▶ _EXERCISE_: Reproduce the records below word for word.

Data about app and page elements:
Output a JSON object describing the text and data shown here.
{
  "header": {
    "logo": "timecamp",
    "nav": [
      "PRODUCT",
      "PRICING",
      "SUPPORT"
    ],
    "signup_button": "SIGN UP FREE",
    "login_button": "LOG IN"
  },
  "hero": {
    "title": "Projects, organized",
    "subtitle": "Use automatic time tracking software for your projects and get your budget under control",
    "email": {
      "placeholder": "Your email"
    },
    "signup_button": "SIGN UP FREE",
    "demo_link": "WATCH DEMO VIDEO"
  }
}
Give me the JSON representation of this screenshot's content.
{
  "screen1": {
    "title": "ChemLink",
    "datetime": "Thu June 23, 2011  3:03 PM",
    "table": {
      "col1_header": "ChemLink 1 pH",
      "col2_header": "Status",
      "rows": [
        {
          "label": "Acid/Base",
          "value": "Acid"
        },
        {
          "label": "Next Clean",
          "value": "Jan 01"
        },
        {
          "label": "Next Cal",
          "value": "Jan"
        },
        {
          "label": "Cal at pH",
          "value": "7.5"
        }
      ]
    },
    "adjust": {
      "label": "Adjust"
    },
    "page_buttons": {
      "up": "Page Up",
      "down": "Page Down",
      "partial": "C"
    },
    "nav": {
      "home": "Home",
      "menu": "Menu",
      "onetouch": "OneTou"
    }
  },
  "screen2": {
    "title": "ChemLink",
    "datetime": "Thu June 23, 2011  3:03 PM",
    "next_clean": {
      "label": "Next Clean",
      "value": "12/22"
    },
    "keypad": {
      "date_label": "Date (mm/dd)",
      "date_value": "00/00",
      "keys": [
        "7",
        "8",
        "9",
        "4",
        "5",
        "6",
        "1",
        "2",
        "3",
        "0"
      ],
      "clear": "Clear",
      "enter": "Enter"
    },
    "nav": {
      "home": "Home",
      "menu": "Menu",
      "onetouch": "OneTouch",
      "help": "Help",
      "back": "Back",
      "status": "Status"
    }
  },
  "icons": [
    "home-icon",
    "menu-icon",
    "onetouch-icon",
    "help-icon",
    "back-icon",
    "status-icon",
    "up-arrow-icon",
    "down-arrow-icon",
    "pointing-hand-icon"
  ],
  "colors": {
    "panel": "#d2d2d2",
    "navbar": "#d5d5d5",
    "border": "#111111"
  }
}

▶ _SOLUTION FOR THIS EXERCISE_:
Output a JSON object describing the text and data shown here.
{
  "header": {
    "logo": "timecamp",
    "nav": [
      "PRODUCT",
      "PRICING",
      "SUPPORT"
    ],
    "signup_button": "SIGN UP FREE",
    "login_button": "LOG IN"
  },
  "hero": {
    "title": "Projects, organized",
    "subtitle": "Use automatic time tracking software for your projects and get your budget under control",
    "email": {
      "placeholder": "Your email"
    },
    "signup_button": "SIGN UP FREE",
    "demo_link": "WATCH DEMO VIDEO"
  }
}
Give me the JSON representation of this screenshot's content.
{
  "screen1": {
    "title": "ChemLink",
    "datetime": "Thu June 23, 2011  3:03 PM",
    "table": {
      "col1_header": "ChemLink 1 pH",
      "col2_header": "Status",
      "rows": [
        {
          "label": "Acid/Base",
          "value": "Acid"
        },
        {
          "label": "Next Clean",
          "value": "Jan 01"
        },
        {
          "label": "Next Cal",
          "value": "Jan"
        },
        {
          "label": "Cal at pH",
          "value": "7.5"
        }
      ]
    },
    "adjust": {
      "label": "Adjust"
    },
    "page_buttons": {
      "up": "Page Up",
      "down": "Page Down",
      "partial": "C"
    },
    "nav": {
      "home": "Home",
      "menu": "Menu",
      "onetouch": "OneTou"
    }
  },
  "screen2": {
    "title": "ChemLink",
    "datetime": "Thu June 23, 2011  3:03 PM",
    "next_clean": {
      "label": "Next Clean",
      "value": "12/22"
    },
    "keypad": {
      "date_label": "Date (mm/dd)",
      "date_value": "00/00",
      "keys": [
        "7",
        "8",
        "9",
        "4",
        "5",
        "6",
        "1",
        "2",
        "3",
        "0"
      ],
      "clear": "Clear",
      "enter": "Enter"
    },
    "nav": {
      "home": "Home",
      "menu": "Menu",
      "onetouch": "OneTouch",
      "help": "Help",
      "back": "Back",
      "status": "Status"
    }
  },
  "icons": [
    "home-icon",
    "menu-icon",
    "onetouch-icon",
    "help-icon",
    "back-icon",
    "status-icon",
    "up-arrow-icon",
    "down-arrow-icon",
    "pointing-hand-icon"
  ],
  "colors": {
    "panel": "#d2d2d2",
    "navbar": "#d5d5d5",
    "border": "#111111"
  }
}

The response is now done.